Pre-pressing is important to get out wrinkles so your image lies flat, and takes out the moisture in the backpack. This was difficult with the various shapes and contours of the backpack, but do the best that you can. It's why I think the Easypress Mini would have been perfect for this project.

Slip a piece of cardstock inside


The inside of backpacks are generally made with some form of plastic lining. Once you apply heat, sometimes that plastic sticks together. Slip a piece of cardstock inside the pockets so you don't have that problem.

using vinyl on a backpack

Carefully peel away the plastic coating and turn the backpack over to add heat to the back to secure your Everyday Vinyl to your backpack.

I packed my backpack for a 2-3-year-old girl and this is the list of items requested for the child
using infusible ink

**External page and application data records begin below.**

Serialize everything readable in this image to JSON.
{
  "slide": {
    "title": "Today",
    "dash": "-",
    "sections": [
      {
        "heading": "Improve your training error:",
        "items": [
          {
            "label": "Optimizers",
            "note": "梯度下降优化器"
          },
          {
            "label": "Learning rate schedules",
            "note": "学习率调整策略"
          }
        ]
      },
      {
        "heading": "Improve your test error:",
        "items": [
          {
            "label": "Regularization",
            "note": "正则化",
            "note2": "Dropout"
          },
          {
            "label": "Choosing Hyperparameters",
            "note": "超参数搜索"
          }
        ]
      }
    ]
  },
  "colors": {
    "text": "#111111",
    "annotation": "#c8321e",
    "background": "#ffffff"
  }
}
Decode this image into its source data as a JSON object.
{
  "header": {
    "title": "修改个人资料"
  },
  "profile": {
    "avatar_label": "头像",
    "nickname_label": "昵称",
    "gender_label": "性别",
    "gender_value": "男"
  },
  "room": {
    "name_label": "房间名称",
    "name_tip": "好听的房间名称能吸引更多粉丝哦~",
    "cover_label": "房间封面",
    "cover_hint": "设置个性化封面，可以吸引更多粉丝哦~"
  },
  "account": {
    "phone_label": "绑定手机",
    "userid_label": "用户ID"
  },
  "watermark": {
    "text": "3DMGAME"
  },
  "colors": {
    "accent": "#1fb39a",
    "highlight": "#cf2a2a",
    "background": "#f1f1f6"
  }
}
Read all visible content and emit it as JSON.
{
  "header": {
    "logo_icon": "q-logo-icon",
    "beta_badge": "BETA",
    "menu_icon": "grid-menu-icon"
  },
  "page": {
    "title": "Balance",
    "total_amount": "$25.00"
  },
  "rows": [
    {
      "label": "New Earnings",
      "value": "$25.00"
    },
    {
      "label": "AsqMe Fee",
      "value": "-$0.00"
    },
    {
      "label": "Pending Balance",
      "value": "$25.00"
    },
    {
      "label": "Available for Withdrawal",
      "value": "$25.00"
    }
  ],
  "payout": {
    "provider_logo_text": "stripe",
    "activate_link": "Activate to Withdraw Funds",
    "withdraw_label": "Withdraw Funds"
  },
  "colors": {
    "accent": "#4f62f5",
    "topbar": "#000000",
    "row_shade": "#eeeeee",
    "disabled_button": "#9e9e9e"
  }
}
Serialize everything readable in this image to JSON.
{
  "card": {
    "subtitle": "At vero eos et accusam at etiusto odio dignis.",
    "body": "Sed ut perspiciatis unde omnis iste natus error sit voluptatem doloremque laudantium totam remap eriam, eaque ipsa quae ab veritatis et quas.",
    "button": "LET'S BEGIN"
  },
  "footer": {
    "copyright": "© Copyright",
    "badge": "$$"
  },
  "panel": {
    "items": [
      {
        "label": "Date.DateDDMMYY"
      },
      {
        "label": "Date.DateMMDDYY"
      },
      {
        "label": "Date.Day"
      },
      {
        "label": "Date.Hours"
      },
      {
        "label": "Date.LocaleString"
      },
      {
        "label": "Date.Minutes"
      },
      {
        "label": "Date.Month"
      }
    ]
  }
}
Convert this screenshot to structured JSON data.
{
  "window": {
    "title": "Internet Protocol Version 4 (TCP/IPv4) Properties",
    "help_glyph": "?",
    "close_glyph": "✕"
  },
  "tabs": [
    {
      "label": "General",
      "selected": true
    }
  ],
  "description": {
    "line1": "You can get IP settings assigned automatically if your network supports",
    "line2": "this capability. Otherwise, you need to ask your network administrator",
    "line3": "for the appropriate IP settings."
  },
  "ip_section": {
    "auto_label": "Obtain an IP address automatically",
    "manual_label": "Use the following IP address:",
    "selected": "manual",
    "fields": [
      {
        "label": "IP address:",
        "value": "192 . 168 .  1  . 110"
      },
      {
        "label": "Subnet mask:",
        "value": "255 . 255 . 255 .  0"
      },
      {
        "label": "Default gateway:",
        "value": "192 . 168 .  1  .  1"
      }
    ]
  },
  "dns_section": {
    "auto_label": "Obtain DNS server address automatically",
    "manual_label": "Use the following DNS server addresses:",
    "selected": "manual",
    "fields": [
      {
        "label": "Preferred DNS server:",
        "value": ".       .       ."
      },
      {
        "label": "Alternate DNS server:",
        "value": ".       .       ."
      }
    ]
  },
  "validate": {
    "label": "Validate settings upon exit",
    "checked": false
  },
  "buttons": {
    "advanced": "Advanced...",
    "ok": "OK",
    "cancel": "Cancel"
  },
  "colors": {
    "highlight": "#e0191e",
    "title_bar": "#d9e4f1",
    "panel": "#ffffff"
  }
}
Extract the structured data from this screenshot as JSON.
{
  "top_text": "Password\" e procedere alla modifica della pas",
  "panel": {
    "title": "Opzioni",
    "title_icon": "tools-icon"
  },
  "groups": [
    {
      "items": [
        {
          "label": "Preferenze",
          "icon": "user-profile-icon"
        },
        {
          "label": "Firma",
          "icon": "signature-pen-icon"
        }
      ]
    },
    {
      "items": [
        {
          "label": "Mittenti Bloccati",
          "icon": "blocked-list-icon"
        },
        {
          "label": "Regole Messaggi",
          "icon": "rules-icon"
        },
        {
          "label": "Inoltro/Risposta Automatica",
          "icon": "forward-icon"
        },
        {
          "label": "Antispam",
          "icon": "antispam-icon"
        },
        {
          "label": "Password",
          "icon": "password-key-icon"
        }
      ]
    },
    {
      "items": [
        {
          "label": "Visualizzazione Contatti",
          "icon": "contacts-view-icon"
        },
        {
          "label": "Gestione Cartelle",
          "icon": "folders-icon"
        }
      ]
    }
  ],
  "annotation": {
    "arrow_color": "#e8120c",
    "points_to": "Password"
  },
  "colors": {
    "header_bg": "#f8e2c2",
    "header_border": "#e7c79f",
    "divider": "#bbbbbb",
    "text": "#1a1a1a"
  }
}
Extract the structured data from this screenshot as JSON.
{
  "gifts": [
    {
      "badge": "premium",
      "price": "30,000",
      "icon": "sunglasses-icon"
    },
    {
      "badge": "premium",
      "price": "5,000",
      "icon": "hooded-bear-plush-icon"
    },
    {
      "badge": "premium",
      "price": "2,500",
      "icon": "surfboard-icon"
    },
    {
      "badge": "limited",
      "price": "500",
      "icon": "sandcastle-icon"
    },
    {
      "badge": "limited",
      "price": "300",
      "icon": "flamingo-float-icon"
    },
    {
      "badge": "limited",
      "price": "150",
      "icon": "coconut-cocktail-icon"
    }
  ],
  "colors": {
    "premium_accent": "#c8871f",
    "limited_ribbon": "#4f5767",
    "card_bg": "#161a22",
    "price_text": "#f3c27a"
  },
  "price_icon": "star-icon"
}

Boys Space Backpack

packing backpacks with cricut handmade

For the boy's backpack I used a space design with Infusible Ink. I've never used Infusible Ink before {honestly, it was a little intimidating for me at first!}, but I shouldn't have been scared. It created a really cool effect.

handmade backpacks using the cricut

Here are the supplies you will need:

Cricut Explore Air 2 
Easypress 
Infusible Ink {I used Galaxy}
Backpack {this is the one I purchased on Amazon}

layering a design with infusible ink for Cricut

How to layer designs using Infusible Ink

I knew I wanted a layered design for the boy's backpack, but I wasn't quite sure how I could make that happen using Infusible Ink. Layering with Infusible Ink is different than layering with vinyl. Because you are using ink transfer sheets, the ink actually becomes one with your material. 

If you layer the Infusible Ink transfer sheets one over the other, the colors can blend and the ink can fade when exposed to heat. 

In order to layer Infusible Ink, you have to create an image that fits together like a puzzle rather than an image that overlaps. 

1. In Design Space, find an image that you want to use. I  liked this space image. Design it to fit the backpack space that you have.
2. Ungroup your image
After I ungrouped my image, I took out a few pieces I didn't want in my design anymore. For instance, that large grey piece that was the back of the meteor. 

3. Put together the images you want by welding. Welding allows your pieces to stay together in one place so they cut out with the proper spacing too.
4. Select the slice tool so you don't overlap and make the ink change colors with heat. You do this by putting the images on top of one another again and then select the whole image together. Slice will come up as an option, click on that and then take apart your design removing the part you won't need so your piece can fit together like a puzzle.

See that navy blue piece? I deleted it because once it was removed, the grey piece could fit there like a puzzle.
Now you can safely layer your image without compromising the quality of the design.

cricut crafting for a cause

Follow the directions on the Cricut website when using Infusible Ink for the best results.

cricut crafting for a cause, backpacks for foster care

Once your backpacks are complete, you get the fun of stuffing them!

Use this item checklist from The Blue Ribbon Project for the various age and gender child you are creating a backpack for.

The boy's backpack was created for an 8-9-year-old boy in mind. This is the packing list for the boy.

vinyl for the cricut on backpacks

You could organize a community group, business or team to help organize a backpack drive.

handmade backpacks for kids in foster care using the cricut cutting machine
Cricut for good crafting for a cause

This is a great way to team up with a great organization and use the power of your creativity that Cricut gives you to create something tangible. I can't wait for you to join me in donating a custom backpack for a child.

No comments

Powered by Blogger.